  2. ^ a b c Loboda, T.S.; and de Carvalho, M.R. (2013). Systematic revision of the Potamotrygon motoro (Müller & Henle, 1841) species complex in the Paraná-Paraguay basin, with description of two new ocellated species (Chondrichthyes: Myliobatiformes: Potamotrygonidae). Neotropical Ichthyology 11(4): 693–737.
  3. ^ a b Dawes, John (2001). Complete Encyclopedia of the Freshwater Aquarium.

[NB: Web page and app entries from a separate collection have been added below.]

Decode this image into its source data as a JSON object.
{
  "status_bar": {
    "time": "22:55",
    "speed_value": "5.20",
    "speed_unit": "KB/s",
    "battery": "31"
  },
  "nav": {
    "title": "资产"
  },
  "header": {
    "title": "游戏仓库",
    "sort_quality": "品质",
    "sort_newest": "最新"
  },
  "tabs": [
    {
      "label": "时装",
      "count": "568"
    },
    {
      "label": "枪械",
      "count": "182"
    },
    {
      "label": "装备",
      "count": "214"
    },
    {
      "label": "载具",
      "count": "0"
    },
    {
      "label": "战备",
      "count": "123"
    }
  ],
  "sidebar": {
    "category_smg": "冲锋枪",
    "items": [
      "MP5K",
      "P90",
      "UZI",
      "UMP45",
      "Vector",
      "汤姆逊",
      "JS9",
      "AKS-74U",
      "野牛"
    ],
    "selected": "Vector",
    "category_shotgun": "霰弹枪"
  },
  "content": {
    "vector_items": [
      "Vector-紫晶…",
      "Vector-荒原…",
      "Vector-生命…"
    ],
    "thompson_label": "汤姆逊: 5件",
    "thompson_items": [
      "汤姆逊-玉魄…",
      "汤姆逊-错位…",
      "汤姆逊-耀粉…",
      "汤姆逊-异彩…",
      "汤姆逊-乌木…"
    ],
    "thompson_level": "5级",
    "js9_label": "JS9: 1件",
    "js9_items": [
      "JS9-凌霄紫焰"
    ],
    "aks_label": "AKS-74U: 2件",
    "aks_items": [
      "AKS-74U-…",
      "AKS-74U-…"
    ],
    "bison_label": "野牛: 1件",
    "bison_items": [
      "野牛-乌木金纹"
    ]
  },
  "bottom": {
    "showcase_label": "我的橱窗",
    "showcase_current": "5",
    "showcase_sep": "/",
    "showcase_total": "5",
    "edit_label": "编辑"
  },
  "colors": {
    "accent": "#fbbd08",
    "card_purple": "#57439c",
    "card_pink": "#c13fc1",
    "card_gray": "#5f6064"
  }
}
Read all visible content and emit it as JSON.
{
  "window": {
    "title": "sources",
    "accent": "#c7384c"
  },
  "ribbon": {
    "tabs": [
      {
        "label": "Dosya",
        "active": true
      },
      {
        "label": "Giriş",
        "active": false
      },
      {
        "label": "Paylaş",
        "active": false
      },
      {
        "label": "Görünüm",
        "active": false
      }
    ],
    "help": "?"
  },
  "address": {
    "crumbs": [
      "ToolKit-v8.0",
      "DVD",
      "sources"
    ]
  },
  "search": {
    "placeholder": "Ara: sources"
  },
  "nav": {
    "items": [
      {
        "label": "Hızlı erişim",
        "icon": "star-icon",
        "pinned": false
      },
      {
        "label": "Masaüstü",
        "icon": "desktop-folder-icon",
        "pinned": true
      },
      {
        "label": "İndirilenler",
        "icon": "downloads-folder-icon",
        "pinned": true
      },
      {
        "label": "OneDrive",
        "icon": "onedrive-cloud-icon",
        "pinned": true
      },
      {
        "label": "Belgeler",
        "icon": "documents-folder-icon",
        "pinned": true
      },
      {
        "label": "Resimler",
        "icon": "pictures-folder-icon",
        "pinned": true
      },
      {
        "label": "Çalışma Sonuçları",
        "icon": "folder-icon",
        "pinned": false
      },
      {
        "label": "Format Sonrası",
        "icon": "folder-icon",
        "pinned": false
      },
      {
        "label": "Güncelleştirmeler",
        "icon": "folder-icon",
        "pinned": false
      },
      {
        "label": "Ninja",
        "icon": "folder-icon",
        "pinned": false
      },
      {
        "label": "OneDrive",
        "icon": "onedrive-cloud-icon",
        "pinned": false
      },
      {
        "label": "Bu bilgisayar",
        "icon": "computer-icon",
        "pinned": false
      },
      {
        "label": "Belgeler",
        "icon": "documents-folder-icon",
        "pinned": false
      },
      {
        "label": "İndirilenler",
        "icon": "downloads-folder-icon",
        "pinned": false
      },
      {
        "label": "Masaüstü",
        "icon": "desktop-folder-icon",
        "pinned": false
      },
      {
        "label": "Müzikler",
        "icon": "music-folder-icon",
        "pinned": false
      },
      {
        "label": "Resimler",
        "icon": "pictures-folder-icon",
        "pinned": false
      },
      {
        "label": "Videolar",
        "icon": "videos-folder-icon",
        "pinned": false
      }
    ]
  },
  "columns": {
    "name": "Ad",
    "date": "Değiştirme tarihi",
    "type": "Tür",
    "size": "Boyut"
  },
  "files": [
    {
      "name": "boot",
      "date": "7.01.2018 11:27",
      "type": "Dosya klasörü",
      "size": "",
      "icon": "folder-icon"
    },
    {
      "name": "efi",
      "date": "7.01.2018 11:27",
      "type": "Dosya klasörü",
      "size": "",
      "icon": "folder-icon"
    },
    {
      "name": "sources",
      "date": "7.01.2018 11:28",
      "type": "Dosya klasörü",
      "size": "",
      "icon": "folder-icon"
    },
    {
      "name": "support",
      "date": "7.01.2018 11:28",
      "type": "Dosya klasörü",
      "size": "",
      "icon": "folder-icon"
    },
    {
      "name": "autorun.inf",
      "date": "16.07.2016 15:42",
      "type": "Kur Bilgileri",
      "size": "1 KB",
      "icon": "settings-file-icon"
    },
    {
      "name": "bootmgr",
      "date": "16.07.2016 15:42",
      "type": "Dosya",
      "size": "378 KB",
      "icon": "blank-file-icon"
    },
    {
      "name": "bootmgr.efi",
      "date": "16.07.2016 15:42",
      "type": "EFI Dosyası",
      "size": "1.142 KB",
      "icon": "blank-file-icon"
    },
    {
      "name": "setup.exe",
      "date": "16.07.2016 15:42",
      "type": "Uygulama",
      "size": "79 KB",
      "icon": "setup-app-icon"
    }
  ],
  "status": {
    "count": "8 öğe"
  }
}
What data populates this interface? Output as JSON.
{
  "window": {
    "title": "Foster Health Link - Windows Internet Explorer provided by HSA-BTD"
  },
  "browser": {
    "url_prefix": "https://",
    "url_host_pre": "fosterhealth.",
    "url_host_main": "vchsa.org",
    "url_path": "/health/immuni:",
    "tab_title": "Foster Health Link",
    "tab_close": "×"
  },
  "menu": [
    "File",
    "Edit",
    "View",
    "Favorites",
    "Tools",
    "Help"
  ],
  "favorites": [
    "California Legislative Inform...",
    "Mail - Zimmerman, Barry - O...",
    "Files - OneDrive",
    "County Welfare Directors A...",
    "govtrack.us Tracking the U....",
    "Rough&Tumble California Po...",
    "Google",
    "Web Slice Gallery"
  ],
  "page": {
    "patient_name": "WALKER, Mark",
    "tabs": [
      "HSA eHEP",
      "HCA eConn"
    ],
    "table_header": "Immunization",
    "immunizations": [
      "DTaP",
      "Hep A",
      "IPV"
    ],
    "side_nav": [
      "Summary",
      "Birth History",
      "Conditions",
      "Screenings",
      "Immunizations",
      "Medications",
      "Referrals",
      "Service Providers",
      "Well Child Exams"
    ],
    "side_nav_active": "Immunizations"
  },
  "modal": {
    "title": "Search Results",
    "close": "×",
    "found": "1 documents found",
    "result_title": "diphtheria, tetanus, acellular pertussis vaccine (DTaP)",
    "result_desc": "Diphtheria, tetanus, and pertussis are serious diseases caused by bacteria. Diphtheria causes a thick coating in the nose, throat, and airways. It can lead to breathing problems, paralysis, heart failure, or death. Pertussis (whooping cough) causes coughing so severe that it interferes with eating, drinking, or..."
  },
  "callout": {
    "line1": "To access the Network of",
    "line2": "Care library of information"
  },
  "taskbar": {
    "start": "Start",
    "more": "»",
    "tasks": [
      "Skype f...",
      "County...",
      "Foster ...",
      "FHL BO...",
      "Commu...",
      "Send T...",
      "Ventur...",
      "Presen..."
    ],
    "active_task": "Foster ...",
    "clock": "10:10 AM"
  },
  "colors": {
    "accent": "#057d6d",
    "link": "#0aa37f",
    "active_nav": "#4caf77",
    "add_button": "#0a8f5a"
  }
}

New York: Firefly Books Ltd. ISBN 1-55297-544-4.
  4. ^ a b c d e f Loboda, T.S. (2010). Revisão taxonômica e morfológica de Potamotrygon motoro (Müller & Henle, 1841) na bacia Amazônica (Chondrichthyes: Myliobatiformes: Potamotrygonidae). University of São Paulo, Brazil.
  5. ^ a b c Ramos, H.A.C. (May 2017), Commercial species of freshwater stingrays in Brazil, Department of Sustainable Use of Biodiversity and Forests, Brazilian Institute of Environment and Renewable Natural Resources and Ministry of the Environment, pp. 1–33
  6. ^ a b Silva, J.P.C.B.; T.S. Loboda (2019). "Potamotrygon marquesi, a new species of neotropical freshwater stingray (Potamotrygonidae) from the Brazilian Amazon Basin". Journal of Fish Biology. 95 (2). doi:10.1111/jfb.14050.
  7. ^ Rosa, R.S; M.R. de Carvalho; and C. de Almeida Wanderley (2008). Potamotrygon boesemani (Chondrichthyes: Myliobatiformes: Potamotrygonidae), a new species of Neotropical freshwater stingray from Surinam. Neotrop. Ichthyol. 6(1).
  8. ^ Carvalho, M.R.d. (2016): Description of two extraordinary new species of freshwater stingrays of the genus Potamotrygon endemic to the rio Tapajós basin, Brazil (Chondrichthyes: Potamotrygonidae), with notes on other Tapajós stingrays. Zootaxa 4167(1): 1–63.
  9. ^ Valenti, S.V. (2009). "Potamotrygon ocellata". The IUCN Red List of Threatened Species. IUCN. 2009: e.T165303A6002531. doi:10.2305/IUCN.UK.2009-2.RLTS.T165303A6002531.en. Retrieved 15 January 2018.
  10. ^ Froese, Rainer and Pauly, Daniel, eds. (2007). "Potamotrygon motoro" in FishBase. Mar 2007 version.
  11. ^ Fishing World-records: Potamotrygon motoro. Retrieved 22 February 2017.
  12. ^ "Potamotrygon sp. marbled motoro" (in German). Amazonas Rochen. Retrieved 27 October 2017.
  13. ^ SeriouslyFish: Potamotrygon motoro. Retrieved 22 February 2017.

External links[edit]